Enlist your friends and family in projects, if they are willing to help out. Have your wedding party over for a night of wine and making guest favors, or ask your aunts to each supply a dozen cupcakes the day of your wedding in lieu of a gift. Just make sure to give plenty of notice and that you're OK if the end result is more homemade than professional.

The Bottom Line
The truth of the matter is that while this is a momentous occasion worth celebrating, it's the marriage that will last, not the wedding day. Think about what you remember from weddings you've attended; chances are you won't recall what the centerpieces even were. What you hopefully do remember, and what you will hopefully remember from your own special day, is the love between the newly married couple and being surrounded by the people who are important to you, and that's not something you purchase. (To learn more, read Revealing The Hidden Costs Of Weddings.)

Related Articles
  1. Retirement

    5 Reasons Millennials Lead in Saving for Retirement

    Say what you want to about millennials but the one thing they are doing better than any other generation is saving for retirement. Here's why.
  2. Economics

    What is a Complement?

    A good or service that’s used in conjunction with another good or service is a complement.
  3. Investing

    3 Small Steps to Maximize Your Investing Goals

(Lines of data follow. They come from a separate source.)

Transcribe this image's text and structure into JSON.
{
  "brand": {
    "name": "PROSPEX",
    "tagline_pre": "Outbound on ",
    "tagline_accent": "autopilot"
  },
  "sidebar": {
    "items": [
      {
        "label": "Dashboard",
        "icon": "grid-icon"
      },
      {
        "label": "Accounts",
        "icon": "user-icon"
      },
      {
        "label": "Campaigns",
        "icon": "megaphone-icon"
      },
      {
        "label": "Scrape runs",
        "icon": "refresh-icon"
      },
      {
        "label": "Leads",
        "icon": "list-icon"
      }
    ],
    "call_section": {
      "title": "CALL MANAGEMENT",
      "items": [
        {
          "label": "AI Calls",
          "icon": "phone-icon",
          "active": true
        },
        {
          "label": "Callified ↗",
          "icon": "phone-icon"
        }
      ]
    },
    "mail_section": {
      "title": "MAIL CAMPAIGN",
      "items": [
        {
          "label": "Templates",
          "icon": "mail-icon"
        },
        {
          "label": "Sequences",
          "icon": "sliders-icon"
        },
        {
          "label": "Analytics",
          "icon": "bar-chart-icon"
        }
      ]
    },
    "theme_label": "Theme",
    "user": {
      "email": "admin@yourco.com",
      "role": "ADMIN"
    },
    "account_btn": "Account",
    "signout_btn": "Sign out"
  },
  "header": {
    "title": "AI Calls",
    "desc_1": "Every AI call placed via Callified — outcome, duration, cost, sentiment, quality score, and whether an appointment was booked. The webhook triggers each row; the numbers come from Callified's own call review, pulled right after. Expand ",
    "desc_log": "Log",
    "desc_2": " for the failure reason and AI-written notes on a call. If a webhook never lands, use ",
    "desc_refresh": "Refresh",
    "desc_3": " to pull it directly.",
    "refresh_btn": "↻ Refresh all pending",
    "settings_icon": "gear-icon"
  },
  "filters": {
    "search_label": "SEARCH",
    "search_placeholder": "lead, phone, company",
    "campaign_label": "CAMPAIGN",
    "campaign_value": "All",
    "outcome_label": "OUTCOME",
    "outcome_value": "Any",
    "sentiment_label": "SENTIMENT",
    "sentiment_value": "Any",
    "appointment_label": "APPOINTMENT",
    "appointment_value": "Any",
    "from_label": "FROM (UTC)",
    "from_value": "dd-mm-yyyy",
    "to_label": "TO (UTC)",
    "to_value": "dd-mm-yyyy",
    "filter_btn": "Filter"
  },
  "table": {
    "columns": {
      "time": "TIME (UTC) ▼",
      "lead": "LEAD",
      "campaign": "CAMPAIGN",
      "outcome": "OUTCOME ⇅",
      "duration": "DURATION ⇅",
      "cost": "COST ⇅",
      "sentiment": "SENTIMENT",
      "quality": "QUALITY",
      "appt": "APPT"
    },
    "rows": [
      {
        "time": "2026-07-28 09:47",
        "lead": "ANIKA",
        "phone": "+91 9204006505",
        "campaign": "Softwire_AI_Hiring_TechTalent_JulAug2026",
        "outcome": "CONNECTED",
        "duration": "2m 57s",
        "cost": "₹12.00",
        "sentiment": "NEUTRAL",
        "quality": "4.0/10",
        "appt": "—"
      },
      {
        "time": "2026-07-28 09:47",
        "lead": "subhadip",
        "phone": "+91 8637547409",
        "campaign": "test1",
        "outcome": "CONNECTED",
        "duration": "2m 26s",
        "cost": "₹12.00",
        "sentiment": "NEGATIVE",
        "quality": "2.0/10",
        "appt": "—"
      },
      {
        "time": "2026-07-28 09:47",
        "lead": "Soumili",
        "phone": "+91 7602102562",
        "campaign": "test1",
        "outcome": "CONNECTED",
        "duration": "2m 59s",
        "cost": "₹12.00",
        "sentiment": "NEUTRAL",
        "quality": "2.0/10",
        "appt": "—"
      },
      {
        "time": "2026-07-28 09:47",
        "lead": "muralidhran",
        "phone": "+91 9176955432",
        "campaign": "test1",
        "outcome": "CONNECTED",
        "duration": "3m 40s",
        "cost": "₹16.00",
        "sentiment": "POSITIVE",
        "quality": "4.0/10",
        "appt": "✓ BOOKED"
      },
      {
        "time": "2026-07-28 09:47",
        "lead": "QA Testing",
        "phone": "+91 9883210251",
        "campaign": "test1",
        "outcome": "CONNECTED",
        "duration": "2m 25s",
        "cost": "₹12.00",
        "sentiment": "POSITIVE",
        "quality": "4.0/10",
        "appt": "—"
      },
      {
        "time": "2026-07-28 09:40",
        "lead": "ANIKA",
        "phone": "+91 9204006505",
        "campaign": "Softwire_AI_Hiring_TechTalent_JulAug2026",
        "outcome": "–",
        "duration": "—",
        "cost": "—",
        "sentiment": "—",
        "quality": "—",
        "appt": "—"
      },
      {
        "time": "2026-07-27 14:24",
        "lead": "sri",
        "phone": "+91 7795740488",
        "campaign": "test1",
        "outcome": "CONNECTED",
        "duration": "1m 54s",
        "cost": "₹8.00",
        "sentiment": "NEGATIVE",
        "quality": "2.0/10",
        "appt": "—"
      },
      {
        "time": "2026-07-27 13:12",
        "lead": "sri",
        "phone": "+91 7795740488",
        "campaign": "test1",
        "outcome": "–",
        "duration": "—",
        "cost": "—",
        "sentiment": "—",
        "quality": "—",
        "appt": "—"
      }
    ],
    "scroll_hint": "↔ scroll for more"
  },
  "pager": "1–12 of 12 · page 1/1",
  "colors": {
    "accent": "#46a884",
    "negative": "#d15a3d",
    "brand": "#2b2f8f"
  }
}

    Instead of starting the New Year with ambitious resolutions, why not taking smaller manageable steps that can have a real impact.
  4. Investing

    7 Creative Ways to Save for an Early Retirement

    Take note of these out of the box steps you can take towards securing yourself an earlier, more comfortable retirement.
  5. Investing News

    Chipotle Served with Criminal Probe

    Chipotle's beat muted expectations and got a clear bill from the CDC, but it now appears that an investigation into its E.coli breakout has expanded.
  6. Saving and Spending

    Saving $100 Now Is Better Than Saving $1,000 In 10 Years

    Learn why it is better to save $100 every year starting right now rather than $1,000 in 10 years, and find out the benefits of early saving and investing.
  7. Retirement

    Birch Box Review: Is It Worth It?

    Learn more about the convenience of the subscription beauty box industry, and discover why the Birchbox company in particular has become so popular.
  8. Stock Analysis

    From Shampoo to Soup, Unilever Has it Covered (UL)

    Open your fridge, your pantry, your bathroom cabinet and you'll find the Unilever logo. Here's how the company got so enormous.
  9. Stock Analysis

    JNJ vs. PG: Which is the Better Bet Right Now?

    These two stocks are long-term powerhouses, but one has the edge over the other right now.
  10. Personal Wealth & Private Banking

    Women, Invest In Your Financial Literacy

    Becoming financially literate should be on the to-do list of anyone who is not.
RELATED FAQS
  1. Marginal propensity to Consume (MPC) Vs. Save (MPS)

    Historically, because people in the United States have shown a higher propensity to consume, this is likely the more important ... Read Full Answer >>
  2. Is Japan an emerging market economy?

    Japan is not an emerging market economy. Emerging market economies are characterized by low per capita incomes, poor infrastructure ... Read Full Answer >>
  3. Are Social Security payments included in the US GDP calculation?

    Social Security payments are not included in the U.S. definition of the gross domestic product (GDP). Transfer Payments For ... Read Full Answer >>
  4. How does a bank determine what my discretionary income is when making a loan decision?

    Discretionary income is the money left over from your gross income each month after taking out taxes and paying for necessities. ... Read Full Answer >>
  5. How does the trust maker transfer funds into a revocable trust?

    Once a revocable trust is created, a trust maker transfers funds or property into the trust by including them in a list with ... Read Full Answer >>
  6. What economic indicators are important to consider when investing in the retail sector?

    The unemployment rate and Consumer Confidence Index (CCI) rank as two of the most important economic indicators to consider ... Read Full Answer >>
Trading Center